Spurs threw it away, totally lost their heads tonight, so Leicester win the Premier League with two games to spare. It is hard to think of a sporting achievement that compares to Leicester City’s. 5000/1 at the start of the season, widely tipped for relegation, and now this.
Yesterday’s verdicts that the 96 Liverpool fans who died at the 1989 FA Cup semi-final at Hillsborough were unlawfully killed is a complete vindication for their families who have campaigned for justice for 27 years. It is also a total condemnation both of South Yorkshire Police and of their friends among the tabloid press, the pundits and the politicians who first blamed the victims and then spent years treating the bereaved with contempt. I’ll not say more about the facts and the history here, since there are plenty of links that people can follow. I just want to say a few general things. First, there is the lesson that sometimes people who campaign against injustice, who stubbornly stick to their task over the decades can win, even against the state and its supporters.

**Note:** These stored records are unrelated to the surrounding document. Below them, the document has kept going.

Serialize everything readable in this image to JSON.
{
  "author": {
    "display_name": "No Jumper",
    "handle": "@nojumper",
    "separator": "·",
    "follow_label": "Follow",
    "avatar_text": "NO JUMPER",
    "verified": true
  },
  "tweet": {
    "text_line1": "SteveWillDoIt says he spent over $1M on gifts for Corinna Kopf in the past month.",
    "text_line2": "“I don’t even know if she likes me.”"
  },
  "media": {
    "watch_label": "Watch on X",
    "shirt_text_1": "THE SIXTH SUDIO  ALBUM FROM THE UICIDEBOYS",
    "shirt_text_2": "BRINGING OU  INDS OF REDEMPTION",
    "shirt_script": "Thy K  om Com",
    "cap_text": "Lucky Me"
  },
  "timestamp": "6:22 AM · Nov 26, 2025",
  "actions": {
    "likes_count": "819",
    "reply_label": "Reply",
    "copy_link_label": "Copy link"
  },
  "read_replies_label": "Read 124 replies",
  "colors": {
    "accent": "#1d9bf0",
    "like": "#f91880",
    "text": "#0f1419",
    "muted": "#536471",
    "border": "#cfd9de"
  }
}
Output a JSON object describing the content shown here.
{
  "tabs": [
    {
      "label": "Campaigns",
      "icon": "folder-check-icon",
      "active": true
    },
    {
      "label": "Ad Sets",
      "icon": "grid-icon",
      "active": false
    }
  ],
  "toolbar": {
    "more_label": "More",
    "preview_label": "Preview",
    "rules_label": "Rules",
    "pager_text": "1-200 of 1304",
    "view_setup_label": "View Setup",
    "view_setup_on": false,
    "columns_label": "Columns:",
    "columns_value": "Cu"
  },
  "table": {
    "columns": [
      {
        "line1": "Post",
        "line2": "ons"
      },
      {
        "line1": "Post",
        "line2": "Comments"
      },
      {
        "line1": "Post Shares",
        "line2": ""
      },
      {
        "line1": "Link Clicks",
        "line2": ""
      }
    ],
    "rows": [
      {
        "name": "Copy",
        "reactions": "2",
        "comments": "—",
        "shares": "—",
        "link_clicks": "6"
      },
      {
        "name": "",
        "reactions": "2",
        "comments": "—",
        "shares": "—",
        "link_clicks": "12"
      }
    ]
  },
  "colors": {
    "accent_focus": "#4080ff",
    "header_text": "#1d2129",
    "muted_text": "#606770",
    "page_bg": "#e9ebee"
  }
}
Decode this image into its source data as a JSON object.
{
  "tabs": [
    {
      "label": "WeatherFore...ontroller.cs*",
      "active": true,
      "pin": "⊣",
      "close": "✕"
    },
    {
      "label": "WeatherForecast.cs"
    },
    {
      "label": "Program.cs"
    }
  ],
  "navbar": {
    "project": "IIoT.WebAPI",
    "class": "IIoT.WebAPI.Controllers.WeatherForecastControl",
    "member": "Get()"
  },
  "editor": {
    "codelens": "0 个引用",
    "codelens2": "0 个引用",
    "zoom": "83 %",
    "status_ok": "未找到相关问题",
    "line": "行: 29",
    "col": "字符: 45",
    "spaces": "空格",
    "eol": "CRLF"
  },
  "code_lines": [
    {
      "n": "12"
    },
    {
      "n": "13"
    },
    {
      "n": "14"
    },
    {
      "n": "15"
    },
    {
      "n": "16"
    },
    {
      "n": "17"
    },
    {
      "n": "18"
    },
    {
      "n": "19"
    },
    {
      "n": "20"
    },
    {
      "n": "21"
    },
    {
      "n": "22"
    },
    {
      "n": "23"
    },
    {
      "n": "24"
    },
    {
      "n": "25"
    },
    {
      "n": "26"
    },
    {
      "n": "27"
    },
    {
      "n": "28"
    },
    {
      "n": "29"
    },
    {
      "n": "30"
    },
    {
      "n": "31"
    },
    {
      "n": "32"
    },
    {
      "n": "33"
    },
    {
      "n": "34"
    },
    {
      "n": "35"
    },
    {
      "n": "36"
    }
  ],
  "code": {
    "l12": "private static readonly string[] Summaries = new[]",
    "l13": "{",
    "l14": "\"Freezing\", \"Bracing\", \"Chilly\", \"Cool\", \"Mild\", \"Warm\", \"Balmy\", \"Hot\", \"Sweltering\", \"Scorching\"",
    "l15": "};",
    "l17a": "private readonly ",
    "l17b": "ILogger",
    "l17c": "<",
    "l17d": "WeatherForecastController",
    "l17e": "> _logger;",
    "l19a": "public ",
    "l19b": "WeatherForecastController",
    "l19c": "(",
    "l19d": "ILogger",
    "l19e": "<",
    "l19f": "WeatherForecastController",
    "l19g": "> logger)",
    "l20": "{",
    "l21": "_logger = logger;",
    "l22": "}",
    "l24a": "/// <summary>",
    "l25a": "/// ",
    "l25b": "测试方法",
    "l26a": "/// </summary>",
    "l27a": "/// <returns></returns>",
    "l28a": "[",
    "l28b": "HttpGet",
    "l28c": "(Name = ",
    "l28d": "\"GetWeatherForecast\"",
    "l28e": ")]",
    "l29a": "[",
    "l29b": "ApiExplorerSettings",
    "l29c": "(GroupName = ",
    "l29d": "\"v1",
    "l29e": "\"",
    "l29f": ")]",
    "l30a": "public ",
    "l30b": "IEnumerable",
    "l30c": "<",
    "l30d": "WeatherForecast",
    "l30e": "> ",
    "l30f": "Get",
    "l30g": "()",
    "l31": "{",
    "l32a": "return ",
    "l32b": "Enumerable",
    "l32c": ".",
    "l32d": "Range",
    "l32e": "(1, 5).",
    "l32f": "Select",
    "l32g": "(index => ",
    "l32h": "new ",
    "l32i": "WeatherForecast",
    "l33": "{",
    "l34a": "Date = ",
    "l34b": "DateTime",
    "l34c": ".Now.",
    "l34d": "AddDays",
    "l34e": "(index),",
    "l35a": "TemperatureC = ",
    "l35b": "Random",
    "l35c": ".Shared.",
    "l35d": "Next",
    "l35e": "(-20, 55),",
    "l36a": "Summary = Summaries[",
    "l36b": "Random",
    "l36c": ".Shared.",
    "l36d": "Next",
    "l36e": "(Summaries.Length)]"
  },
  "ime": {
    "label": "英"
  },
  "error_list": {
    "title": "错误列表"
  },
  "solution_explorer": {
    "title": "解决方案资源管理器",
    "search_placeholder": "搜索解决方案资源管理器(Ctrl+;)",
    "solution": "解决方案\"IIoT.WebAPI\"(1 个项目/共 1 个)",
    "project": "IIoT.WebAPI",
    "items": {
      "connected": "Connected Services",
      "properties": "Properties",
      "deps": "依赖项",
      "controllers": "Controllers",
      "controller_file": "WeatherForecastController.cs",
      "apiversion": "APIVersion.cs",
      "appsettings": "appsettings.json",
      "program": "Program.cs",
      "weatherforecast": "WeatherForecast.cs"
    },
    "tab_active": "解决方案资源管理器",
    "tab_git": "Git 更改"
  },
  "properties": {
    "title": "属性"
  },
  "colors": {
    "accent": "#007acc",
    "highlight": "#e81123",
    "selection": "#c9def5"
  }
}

Second, we need to notice, again, how injustice comes about and persists where the victims are people who don’t matter in the eyes of the powerful. In 1989, Scousers in general and football fans in particular were people who didn’t count, who didn’t matter, who could be stigmatized and stereotyped as feckless, violent, drunken, workshy and blamed for their own misfortune. Later they were whingers with a “victim mentality”. Third, for all that pundits ridicule “conspiracy theories”, there are sometimes conspiracies by the state and its agents, perpetrated against “people who don’t matter”, and aided by those same journalists and commentators with their contempt for the victims, their lack of interest in the facts, and their deference to the official version. Everywhere, “people who don’t matter”, whose interests are ignored and whose pain is ridiculed, can take heart from what the Hillsborough families have achieved. The next step for justice should be the prosecution of those responsible.